* AIM OF THE EXERCISE:
For the string "this", search the entries below and copy every line where it appears.

=== Begin Enclosure ===

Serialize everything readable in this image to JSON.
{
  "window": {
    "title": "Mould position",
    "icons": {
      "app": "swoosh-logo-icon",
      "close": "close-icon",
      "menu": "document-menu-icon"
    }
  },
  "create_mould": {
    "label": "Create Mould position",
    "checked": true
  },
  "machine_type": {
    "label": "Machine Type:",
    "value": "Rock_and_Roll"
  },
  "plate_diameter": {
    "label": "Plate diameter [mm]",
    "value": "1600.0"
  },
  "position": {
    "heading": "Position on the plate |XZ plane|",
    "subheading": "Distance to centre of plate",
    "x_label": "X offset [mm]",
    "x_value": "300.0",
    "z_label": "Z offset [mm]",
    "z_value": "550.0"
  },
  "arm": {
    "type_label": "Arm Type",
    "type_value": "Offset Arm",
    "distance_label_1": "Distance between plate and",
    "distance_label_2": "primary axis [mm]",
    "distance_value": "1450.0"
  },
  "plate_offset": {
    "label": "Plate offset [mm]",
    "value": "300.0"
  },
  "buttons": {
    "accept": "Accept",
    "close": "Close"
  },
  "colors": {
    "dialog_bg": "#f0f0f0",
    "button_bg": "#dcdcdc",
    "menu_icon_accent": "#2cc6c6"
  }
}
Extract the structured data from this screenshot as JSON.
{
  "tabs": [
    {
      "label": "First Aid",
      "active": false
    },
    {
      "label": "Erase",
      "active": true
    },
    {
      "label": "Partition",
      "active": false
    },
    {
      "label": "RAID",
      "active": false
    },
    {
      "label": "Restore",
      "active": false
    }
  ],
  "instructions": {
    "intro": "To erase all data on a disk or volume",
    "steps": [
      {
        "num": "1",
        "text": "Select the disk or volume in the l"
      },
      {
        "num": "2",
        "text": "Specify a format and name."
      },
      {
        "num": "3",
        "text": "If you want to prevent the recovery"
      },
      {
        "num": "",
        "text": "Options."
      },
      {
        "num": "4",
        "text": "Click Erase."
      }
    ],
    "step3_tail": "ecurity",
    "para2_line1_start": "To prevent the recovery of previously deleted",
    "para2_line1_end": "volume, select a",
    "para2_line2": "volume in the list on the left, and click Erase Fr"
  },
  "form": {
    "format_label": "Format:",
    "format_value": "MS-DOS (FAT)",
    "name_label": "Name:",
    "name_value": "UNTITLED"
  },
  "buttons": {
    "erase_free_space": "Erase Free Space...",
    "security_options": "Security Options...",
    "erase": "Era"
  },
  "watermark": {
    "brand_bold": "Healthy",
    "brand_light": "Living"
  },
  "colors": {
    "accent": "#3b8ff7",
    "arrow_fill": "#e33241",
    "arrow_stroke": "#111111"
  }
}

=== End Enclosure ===
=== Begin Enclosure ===

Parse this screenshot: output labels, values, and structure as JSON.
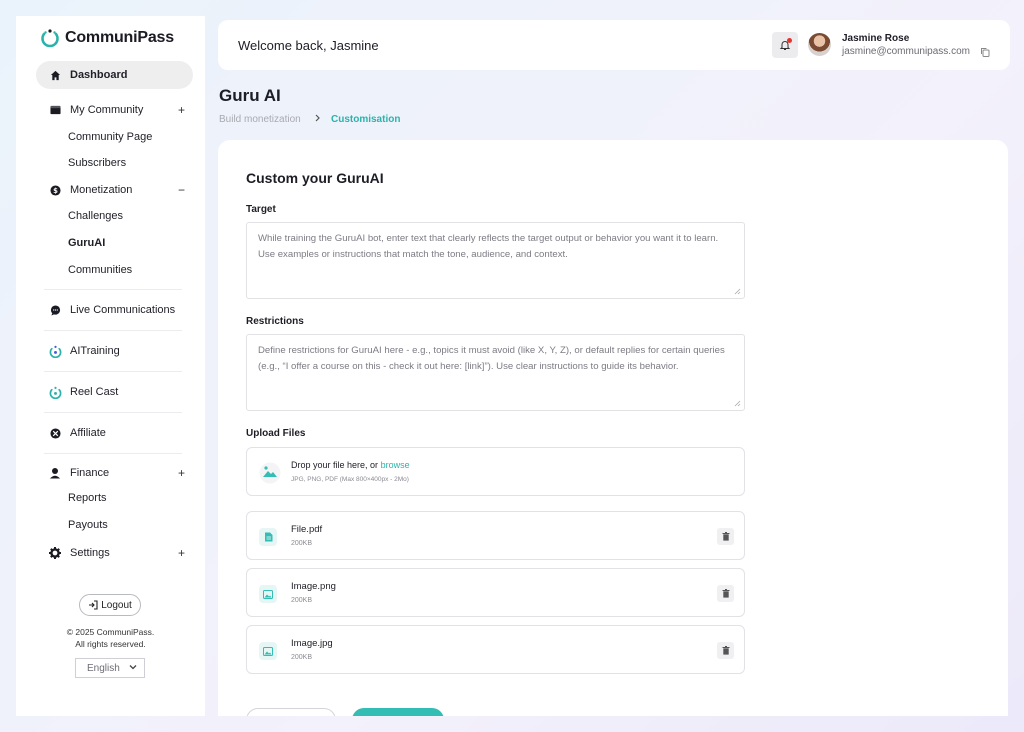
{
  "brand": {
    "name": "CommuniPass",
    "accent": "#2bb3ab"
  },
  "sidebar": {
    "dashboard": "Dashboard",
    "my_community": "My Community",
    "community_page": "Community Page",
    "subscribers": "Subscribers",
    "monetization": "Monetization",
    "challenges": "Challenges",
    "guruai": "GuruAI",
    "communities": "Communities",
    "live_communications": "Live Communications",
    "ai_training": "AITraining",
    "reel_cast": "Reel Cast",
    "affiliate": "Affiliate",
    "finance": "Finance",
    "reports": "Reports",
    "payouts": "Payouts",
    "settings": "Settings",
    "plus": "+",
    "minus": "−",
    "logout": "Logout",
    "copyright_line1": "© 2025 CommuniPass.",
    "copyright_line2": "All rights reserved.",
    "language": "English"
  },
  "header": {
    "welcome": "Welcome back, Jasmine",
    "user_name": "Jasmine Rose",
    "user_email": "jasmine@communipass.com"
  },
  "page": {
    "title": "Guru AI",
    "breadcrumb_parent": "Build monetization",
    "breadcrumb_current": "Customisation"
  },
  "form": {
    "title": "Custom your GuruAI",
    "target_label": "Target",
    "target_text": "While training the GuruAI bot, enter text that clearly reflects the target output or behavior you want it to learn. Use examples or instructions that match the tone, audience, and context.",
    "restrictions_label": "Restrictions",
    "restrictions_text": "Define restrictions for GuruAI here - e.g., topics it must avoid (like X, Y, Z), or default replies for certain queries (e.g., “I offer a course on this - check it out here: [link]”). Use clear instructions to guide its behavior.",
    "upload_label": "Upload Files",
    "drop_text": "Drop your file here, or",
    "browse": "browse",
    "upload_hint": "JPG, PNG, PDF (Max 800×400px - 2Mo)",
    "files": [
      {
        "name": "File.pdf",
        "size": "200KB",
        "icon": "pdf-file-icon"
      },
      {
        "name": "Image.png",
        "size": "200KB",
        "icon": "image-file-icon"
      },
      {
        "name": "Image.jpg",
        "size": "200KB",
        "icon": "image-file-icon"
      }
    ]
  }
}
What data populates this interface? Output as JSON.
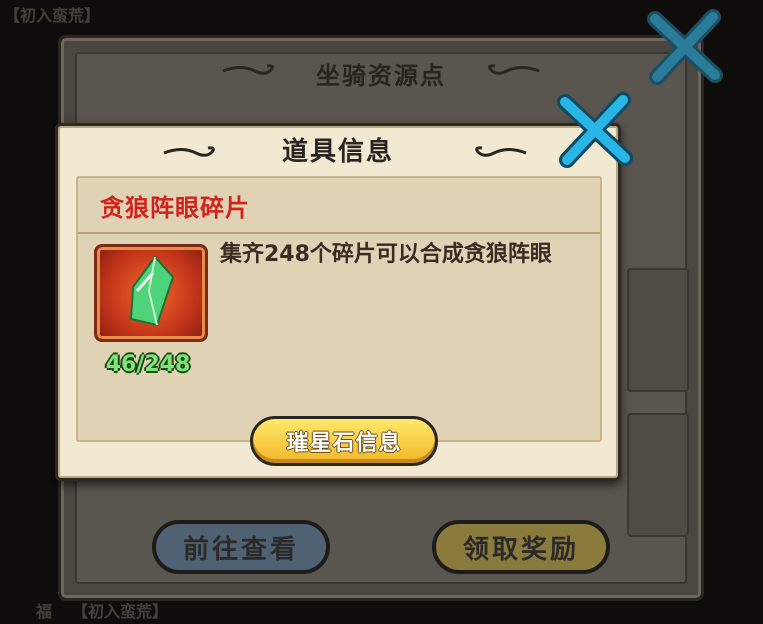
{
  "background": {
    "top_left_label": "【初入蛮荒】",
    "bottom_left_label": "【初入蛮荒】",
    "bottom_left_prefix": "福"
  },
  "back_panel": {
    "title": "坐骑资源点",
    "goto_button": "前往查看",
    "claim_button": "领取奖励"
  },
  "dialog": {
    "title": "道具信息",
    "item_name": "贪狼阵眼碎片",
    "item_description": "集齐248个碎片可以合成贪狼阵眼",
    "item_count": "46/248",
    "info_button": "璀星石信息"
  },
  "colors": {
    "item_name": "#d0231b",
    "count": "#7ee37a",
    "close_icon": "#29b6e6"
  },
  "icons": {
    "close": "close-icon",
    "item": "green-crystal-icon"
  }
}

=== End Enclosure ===

* OUTPUT OF THE EXERCISE:
Serialize everything readable in this image to JSON.
Extract the structured data from this screenshot as JSON.
Parse this screenshot: output labels, values, and structure as JSON.
    "restrictions_text": "Define restrictions for GuruAI here - e.g., topics it must avoid (like X, Y, Z), or default replies for certain queries (e.g., “I offer a course on this - check it out here: [link]”). Use clear instructions to guide its behavior.",
What data populates this interface? Output as JSON.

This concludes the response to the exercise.